This may fit in your living room, but would make it impossible to live there. Guests from out of town will have to sleep on the floor like dogs. Should you warn them about the mice, or just hope they won't notice any squeaking or nibbling throughout the night?

11. Neighbors who give a basic s--t about you

There's so little private space here, you treat the people in your building as if they don't exist, and they do the same to you. In a city of millions, you're so isolated that even the nice-seeming family next door are total strangers. Your parents, who cannot fathom this coping mechanism, assume they raised a heartless antisocial misanthrope. They're probably correct.

12. A basic movie theater

Around-the-block opening weekend lines... $15 tickets without the 3D surcharge... audience members who won't STFU for two minutes, let alone two hours. No wonder you always wait for Netflix. Almost anywhere else, you can catch a flick in theaters and actually enjoy the show.

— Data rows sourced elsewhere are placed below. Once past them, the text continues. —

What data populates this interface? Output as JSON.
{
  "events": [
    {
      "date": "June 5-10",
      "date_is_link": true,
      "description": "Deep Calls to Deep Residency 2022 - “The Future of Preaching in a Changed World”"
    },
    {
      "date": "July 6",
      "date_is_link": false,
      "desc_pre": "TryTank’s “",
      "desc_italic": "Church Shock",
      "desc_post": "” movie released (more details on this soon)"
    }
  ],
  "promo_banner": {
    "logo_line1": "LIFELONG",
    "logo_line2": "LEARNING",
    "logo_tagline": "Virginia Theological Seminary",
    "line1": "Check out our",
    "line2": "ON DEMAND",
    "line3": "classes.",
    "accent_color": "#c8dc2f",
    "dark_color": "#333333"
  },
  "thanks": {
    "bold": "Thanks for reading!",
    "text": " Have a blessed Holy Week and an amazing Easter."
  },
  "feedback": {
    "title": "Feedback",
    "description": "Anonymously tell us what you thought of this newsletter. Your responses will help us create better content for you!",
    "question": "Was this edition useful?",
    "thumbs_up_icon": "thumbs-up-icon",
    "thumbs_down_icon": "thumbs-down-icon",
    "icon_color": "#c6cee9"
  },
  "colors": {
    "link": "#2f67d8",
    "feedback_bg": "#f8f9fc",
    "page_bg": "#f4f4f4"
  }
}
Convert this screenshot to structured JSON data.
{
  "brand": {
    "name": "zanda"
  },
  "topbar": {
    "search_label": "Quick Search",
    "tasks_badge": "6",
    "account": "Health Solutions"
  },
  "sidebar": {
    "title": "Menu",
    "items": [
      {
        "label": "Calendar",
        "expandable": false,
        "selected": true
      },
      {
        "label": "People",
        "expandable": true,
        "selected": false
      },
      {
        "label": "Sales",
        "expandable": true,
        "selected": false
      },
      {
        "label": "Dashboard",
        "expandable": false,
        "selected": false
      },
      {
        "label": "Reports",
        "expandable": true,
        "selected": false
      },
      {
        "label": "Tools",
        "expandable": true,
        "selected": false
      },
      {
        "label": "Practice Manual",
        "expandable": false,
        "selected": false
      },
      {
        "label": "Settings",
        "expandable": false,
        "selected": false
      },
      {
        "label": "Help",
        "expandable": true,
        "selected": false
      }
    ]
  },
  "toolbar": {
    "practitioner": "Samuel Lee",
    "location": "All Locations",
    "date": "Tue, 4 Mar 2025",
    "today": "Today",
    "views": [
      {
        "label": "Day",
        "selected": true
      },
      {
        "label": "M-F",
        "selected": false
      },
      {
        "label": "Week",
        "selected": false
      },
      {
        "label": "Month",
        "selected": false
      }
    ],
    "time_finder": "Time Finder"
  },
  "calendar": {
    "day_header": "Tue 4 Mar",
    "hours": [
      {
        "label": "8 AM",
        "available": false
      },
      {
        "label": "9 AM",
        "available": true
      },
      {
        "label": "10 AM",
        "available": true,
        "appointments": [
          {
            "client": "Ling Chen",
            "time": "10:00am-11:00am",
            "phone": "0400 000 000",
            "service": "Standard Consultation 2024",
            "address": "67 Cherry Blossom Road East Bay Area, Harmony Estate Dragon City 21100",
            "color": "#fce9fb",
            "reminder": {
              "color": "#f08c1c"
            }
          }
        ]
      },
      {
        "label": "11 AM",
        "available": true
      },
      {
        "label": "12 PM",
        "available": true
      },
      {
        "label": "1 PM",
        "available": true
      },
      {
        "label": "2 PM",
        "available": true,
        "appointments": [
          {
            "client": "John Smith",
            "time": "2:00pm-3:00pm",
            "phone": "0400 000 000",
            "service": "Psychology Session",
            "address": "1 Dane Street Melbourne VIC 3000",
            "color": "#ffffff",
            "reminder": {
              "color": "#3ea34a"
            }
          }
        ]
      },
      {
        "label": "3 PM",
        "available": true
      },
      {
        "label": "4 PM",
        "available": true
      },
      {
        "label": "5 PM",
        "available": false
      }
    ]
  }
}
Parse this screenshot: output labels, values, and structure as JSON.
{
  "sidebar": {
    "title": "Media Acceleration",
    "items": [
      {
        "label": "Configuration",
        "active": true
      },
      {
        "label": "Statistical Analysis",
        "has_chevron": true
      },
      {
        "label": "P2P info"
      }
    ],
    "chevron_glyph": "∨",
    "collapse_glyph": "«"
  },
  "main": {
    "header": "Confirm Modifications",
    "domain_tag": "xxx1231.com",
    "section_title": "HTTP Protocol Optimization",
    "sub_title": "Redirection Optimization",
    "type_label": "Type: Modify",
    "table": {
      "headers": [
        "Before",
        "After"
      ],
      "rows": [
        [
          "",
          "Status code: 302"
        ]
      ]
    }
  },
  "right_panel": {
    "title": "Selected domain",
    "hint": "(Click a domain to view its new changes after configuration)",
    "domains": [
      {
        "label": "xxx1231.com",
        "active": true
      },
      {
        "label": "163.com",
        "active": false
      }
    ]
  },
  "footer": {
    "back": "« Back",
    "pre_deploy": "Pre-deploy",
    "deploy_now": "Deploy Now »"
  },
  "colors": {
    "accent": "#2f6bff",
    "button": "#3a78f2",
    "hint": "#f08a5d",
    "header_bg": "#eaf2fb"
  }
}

13. Basic cable

"Our technician can arrive between the hours of [the absolute least likely time you would be home] in [a number of weeks greater than seven]. Is that appointment convenient for you?"

14. A doctor who sees you for more than basically two minutes

Your physician assumes you're just a hypochondriac like every other neurotic headcase here, and can't get you out of their office fast enough. "Take some vitamin D. That'll be $7,000."

15. A basic dinner table

Your one wish -- your one magical wish in the world -- is to throw a dinner party, but where would you place the serving trays? The bathtub? You already have the ironing board in there.

16. A basic 9-to-5 job

You know what New Yorkers call a 60-hour workweek? Slacking. Your job is your life and your life is your job, whether you're an executive or an intern. If the clock doesn't read the same number for a.m. and p.m. when you arrive/leave, then just do the professional thing and submit your resignation to spare your boss the paperwork and guilt* involved with firing you. Welcome to the city that never sleeps, because there aren't any Zs in "productivity."

* j/k your boss is psychologically incapable of feeling guilt or any other human emotion.

17. A basic standard of living

If this were a Buzzfeed post, here's where we'd feed you some saccharine closing bullsh-t like, "But despite all the inconveniences, New York will always be your home! Let's all say 'I ❤ NY' together!'" Instead, here's a video of a rat spreading its diseases all over a subway car: